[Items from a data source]

____

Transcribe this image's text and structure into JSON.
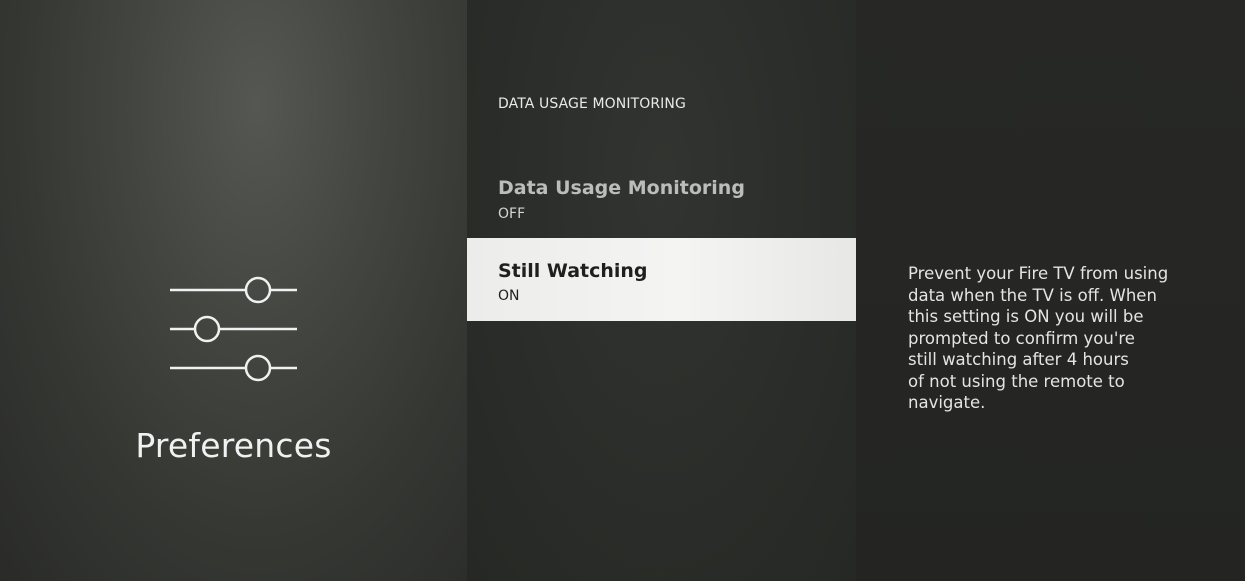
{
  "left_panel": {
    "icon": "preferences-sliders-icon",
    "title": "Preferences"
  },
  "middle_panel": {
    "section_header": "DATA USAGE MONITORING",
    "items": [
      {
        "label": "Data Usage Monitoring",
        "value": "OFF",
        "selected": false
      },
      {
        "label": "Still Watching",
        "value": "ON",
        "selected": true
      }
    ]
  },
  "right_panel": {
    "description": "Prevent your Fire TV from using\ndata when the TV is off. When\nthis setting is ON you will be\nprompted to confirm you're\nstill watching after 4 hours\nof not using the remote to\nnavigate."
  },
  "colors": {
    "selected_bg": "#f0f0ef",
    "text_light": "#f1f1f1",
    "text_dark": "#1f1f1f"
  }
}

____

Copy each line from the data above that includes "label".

        "label": "Data Usage Monitoring",
        "label": "Still Watching",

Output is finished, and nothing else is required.